U.S. Classification375/147, 375/349, 455/143, 375/340, 342/45
International ClassificationG01S13/76, G01S13/78, G01S7/285
Cooperative ClassificationG01S13/765, G01S13/781, G01S13/767, G01S7/285
European ClassificationG01S13/76R, G01S7/285
Legal Events
DateCodeEventDescription
Oct 26, 2012FPAYFee payment
Year of fee payment: 8
Oct 27, 2008FPAYFee payment
Year of fee payment: 4
Mar 10, 2005ASAssignment
Owner name: BAE SYSTEMS INFORMATION AND ELECTRONIC SYSTEMS INT
Free format text: CHANGE OF NAME;ASSIGNOR:BAE SYSTEMS AEROSPACE INC.;REEL/FRAME:015876/0321
Effective date: 20021231
Free format text: CHANGE OF NAME;ASSIGNOR:BAE SYSTEMS AEROSPACE INC. /AR;REEL/FRAME:015876/0321
Feb 9, 2005ASAssignment
Owner name: BAE SYSTEMS AEROSPACE INC., NEW YORK

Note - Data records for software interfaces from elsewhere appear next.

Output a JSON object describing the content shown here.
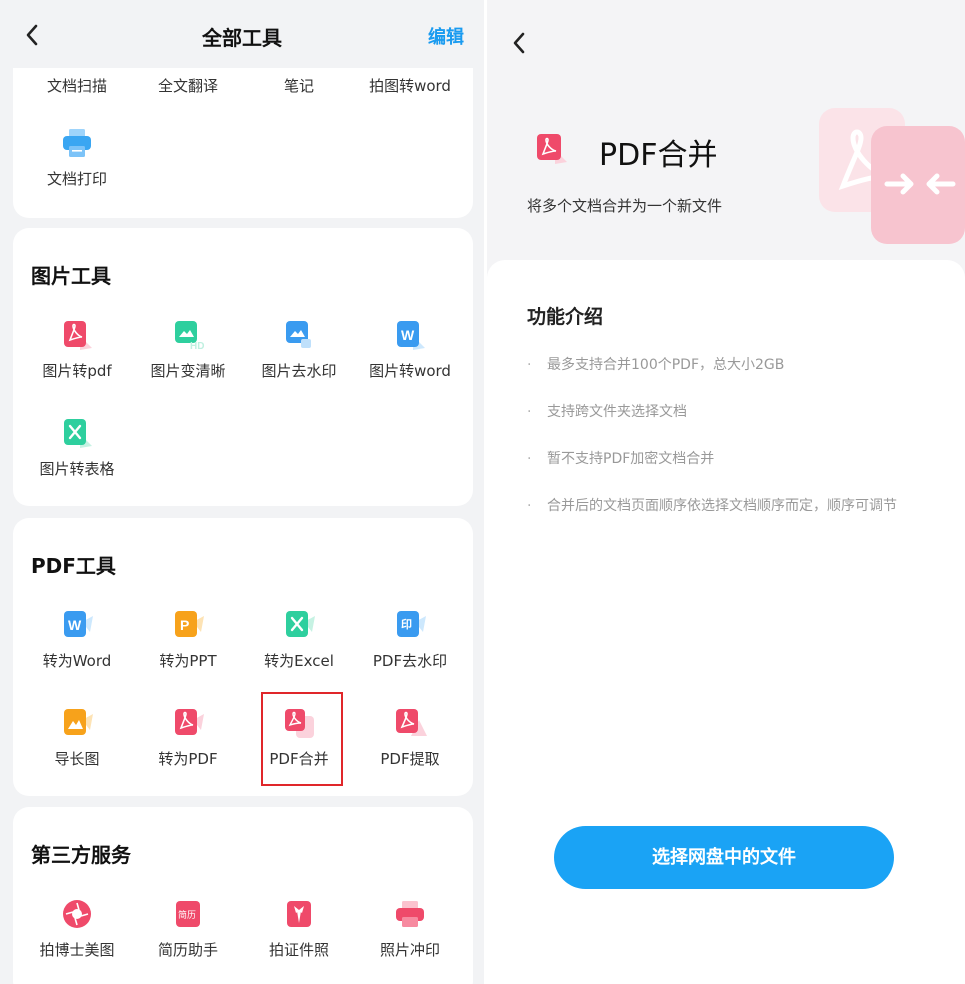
{
  "left": {
    "nav": {
      "title": "全部工具",
      "edit_label": "编辑"
    },
    "doc_tools": {
      "items": [
        {
          "label": "文档扫描"
        },
        {
          "label": "全文翻译"
        },
        {
          "label": "笔记"
        },
        {
          "label": "拍图转word"
        },
        {
          "label": "文档打印",
          "icon": "printer-icon"
        }
      ]
    },
    "image_tools": {
      "title": "图片工具",
      "items": [
        {
          "label": "图片转pdf",
          "icon": "pdf-icon"
        },
        {
          "label": "图片变清晰",
          "icon": "hd-image-icon"
        },
        {
          "label": "图片去水印",
          "icon": "watermark-image-icon"
        },
        {
          "label": "图片转word",
          "icon": "word-icon"
        },
        {
          "label": "图片转表格",
          "icon": "excel-icon"
        }
      ]
    },
    "pdf_tools": {
      "title": "PDF工具",
      "items": [
        {
          "label": "转为Word",
          "icon": "word-icon"
        },
        {
          "label": "转为PPT",
          "icon": "ppt-icon"
        },
        {
          "label": "转为Excel",
          "icon": "excel-icon"
        },
        {
          "label": "PDF去水印",
          "icon": "watermark-icon"
        },
        {
          "label": "导长图",
          "icon": "long-image-icon"
        },
        {
          "label": "转为PDF",
          "icon": "pdf-icon"
        },
        {
          "label": "PDF合并",
          "icon": "pdf-merge-icon"
        },
        {
          "label": "PDF提取",
          "icon": "pdf-extract-icon"
        }
      ]
    },
    "third_party": {
      "title": "第三方服务",
      "items": [
        {
          "label": "拍博士美图",
          "icon": "camera-icon"
        },
        {
          "label": "简历助手",
          "icon": "resume-icon",
          "icon_text": "简历"
        },
        {
          "label": "拍证件照",
          "icon": "id-photo-icon"
        },
        {
          "label": "照片冲印",
          "icon": "photo-print-icon"
        }
      ]
    }
  },
  "right": {
    "title": "PDF合并",
    "subtitle": "将多个文档合并为一个新文件",
    "features_title": "功能介绍",
    "features": [
      "最多支持合并100个PDF，总大小2GB",
      "支持跨文件夹选择文档",
      "暂不支持PDF加密文档合并",
      "合并后的文档页面顺序依选择文档顺序而定，顺序可调节"
    ],
    "bullet": "·",
    "cta_label": "选择网盘中的文件"
  },
  "colors": {
    "accent": "#1aa3f5",
    "pdf_red": "#ef4a6a",
    "word_blue": "#3a9bf0",
    "excel_green": "#2ecf9e",
    "ppt_orange": "#f7a21b",
    "highlight": "#e0262a"
  }
}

Free format text: ASSIGNMENT OF ASSIGNORS INTEREST;ASSIGNOR:CONIGLIONE, JOSEPH P.;REEL/FRAME:015693/0981
Effective date: 20010814
Owner name: BAE SYSTEMS AEROSPACE INC. ONE HAZELTINE WAY ADVAN
Free format text: ASSIGNMENT OF ASSIGNORS INTEREST;ASSIGNOR:CONIGLIONE, JOSEPH P. /AR;REEL/FRAME:015693/0981